In exchange for tuning in to Style, the women receive a service: the inspiration to change. “For us, the transformation really does distinguish us, as well as the fact that there is a personality in the way that we present ourselves. The personalities on the air are a mix of helpful and joyful and very much your well-qualified but mostly good friends,” said Ms. Kolb. “Many of our competitors go for a harder edge in their experts. They really tell you exactly how to do it and you can’t deviate from that. Our network is more like the kind of advice you’ll get from a friend you trust. There’s a warmer sense to how we present Style.”

Style appeals to women across multiple platforms. “We have a very interactive brand. It’s about people being actively engaged and involved and inspired to do something that helps their lives,” said Ms. Kolb. “We recently relaunched our Web site, MyStyle.com. Basically the whole style of MyStyle.com is the notion of ownership. Being able to use all aspects of the Style brand as a tool.”

In addition to Nielsen numbers, Style measures how it’s reaching women in the way the network interacts in person. “From a ratings perspective, we feel that women are liking what they’re seeing. Even more importantly, we have a number of grassroots things that we’ve been doing around the country to have women talk to us directly,” said Ms. Kolb. “We have a Style Bus that goes around the country doing makeovers. People line up six, seven hours before the bus arrives. We’ve also had viewers reach out to us via the Web site with emails, especially on the pro-social side.

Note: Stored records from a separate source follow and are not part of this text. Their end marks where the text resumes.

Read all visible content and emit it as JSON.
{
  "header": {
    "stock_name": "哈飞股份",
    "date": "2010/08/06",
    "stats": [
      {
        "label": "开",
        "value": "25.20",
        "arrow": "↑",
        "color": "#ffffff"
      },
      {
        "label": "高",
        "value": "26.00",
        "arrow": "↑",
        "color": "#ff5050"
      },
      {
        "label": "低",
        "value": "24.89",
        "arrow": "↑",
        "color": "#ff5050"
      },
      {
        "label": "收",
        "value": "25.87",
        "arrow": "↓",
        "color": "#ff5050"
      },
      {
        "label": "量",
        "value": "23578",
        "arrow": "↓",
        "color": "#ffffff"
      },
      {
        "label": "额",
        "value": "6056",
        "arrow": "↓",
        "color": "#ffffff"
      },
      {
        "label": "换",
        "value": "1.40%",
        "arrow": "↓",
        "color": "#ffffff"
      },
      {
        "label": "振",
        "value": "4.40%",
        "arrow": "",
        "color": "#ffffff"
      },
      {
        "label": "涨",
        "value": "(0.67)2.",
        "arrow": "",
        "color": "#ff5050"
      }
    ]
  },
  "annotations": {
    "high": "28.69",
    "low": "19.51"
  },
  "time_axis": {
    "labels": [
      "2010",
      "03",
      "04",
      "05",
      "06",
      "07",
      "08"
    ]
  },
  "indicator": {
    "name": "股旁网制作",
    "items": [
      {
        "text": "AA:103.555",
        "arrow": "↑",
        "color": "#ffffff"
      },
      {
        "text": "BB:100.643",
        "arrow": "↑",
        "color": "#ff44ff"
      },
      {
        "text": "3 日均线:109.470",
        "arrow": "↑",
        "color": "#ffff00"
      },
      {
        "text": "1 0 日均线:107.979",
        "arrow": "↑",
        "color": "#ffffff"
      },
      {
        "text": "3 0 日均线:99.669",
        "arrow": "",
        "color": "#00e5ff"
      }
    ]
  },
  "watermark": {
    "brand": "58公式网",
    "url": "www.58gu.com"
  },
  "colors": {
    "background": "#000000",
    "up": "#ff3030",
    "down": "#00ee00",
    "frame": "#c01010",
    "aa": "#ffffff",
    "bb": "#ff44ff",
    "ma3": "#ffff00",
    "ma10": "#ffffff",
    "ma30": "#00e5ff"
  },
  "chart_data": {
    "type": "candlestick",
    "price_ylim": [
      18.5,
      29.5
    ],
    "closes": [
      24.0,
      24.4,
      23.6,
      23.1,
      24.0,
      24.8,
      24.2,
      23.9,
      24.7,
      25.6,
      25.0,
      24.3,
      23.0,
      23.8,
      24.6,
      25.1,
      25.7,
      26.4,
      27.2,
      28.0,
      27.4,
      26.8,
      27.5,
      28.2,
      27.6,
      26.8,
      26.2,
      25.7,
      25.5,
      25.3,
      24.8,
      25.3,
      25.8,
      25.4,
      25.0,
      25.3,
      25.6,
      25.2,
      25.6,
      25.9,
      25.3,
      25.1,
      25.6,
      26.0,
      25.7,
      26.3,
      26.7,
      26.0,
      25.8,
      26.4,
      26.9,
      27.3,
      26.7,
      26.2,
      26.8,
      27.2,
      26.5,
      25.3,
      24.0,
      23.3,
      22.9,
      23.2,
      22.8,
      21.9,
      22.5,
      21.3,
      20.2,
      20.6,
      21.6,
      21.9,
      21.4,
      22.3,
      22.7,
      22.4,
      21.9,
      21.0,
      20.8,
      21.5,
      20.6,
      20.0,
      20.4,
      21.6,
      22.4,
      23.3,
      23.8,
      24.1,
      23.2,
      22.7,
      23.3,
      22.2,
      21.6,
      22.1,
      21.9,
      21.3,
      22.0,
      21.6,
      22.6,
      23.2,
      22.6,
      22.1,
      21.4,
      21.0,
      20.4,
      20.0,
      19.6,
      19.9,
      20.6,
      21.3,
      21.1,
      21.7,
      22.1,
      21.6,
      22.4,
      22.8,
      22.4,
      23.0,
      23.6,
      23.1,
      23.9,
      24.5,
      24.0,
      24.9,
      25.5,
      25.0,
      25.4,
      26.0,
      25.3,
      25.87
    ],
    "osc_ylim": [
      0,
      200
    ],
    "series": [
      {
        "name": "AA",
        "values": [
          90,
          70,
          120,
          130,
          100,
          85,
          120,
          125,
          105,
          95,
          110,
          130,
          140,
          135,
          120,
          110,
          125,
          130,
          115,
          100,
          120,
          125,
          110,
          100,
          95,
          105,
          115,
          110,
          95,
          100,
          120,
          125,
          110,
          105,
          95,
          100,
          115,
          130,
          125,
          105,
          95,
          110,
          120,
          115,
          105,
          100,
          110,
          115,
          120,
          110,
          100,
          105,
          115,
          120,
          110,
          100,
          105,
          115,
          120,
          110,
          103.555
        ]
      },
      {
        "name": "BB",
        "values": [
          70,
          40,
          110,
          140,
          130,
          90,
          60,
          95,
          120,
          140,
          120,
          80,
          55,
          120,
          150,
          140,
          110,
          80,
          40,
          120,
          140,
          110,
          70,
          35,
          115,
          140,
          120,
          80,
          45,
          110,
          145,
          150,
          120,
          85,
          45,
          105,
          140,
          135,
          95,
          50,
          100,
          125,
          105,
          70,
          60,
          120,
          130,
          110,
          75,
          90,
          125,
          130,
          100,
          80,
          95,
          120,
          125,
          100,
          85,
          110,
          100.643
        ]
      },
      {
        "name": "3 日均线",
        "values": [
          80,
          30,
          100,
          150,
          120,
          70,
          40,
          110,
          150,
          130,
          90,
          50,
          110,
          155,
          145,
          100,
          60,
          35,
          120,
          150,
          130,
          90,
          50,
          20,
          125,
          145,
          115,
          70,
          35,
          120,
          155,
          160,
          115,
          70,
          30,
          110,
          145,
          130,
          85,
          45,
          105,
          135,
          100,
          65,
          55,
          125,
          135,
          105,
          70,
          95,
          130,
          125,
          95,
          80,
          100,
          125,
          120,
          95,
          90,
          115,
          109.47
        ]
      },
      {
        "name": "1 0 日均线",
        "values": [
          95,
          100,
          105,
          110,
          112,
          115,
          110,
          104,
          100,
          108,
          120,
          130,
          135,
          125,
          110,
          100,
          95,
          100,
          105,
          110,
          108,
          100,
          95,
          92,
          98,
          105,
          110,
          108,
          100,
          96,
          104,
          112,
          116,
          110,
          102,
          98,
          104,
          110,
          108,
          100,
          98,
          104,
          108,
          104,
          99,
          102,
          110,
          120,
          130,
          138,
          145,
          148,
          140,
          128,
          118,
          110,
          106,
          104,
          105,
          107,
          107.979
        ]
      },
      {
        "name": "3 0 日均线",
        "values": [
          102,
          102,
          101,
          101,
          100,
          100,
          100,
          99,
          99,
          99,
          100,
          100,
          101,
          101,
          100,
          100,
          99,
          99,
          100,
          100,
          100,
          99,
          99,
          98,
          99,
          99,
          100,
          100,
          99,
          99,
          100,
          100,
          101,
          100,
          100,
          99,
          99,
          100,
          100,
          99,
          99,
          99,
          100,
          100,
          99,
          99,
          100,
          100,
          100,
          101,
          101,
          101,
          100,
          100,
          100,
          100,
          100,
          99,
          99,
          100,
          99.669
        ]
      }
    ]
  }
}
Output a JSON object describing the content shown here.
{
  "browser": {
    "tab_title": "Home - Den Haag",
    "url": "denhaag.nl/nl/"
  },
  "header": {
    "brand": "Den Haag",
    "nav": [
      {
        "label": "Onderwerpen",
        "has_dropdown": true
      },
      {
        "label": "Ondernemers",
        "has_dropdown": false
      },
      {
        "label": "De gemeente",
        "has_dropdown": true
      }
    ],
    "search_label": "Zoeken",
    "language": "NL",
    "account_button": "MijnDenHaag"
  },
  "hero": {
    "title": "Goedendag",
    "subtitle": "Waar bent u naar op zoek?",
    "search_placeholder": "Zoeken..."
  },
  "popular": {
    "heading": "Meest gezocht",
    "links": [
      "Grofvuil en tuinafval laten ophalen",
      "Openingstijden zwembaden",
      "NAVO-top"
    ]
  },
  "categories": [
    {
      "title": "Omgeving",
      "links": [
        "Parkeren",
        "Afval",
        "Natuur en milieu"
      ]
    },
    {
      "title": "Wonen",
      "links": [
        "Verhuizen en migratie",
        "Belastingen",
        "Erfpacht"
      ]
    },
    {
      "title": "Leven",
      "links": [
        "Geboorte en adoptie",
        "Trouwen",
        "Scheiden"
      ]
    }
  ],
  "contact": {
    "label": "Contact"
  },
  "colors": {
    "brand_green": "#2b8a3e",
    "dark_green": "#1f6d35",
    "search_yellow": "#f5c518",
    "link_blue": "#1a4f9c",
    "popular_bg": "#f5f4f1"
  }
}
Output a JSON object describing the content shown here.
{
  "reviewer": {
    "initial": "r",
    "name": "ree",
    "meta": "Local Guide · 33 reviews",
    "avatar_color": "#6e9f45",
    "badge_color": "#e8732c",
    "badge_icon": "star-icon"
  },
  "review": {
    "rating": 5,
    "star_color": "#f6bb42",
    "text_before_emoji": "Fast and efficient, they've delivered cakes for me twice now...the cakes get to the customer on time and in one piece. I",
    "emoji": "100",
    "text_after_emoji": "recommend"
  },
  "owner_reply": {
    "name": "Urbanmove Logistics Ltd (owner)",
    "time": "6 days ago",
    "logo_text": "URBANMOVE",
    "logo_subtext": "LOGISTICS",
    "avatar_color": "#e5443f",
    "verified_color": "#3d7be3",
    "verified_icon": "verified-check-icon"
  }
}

“We feel like we’re making a difference with what we’re doing. It’s the reaction of viewers that makes us feel like they’re part of a group, which goes back to our presenting Style Network as a circle of friends. Viewers see us that way,” she said.

Crossing Platforms

Ms. Coleman Smith adds, “When we think of the category of personal style in terms of how you look and live, it’s a daily pursuit. One of the things about these cross-platforms is that, when you think of how people use the Internet or mobile phone, it’s a daily part of their lives. We have a unique brand that speaks across platforms. Very strong video-on-demand. We also have a wireless initiative. We’ve been featured on the Apple iTunes storefront with Kimora.”

Food Network also emphasizes helping women, especially during the daytime part of its schedule. “In the morning and into the afternoon until 7 o’clock, women are in meal-preparation mode. They are looking for solutions, information, ideas,” said Mr. Smith. “The average American mom has to make two to three meals a day, seven days a week for her family. It’s a lot of meals she has to come up with. She’s looking for solutions and ideas—that’s shows like ‘30-Minute Meals’ with Rachael Ray and ‘Semi-Homemade With Sandra Lee.’
“After 7, we have Food Network night-time. It’s when people are sitting back and relaxing and they’re looking more for entertainment. They’re still interested in the category of food, but they want the food to entertain them more than they want food instruction.”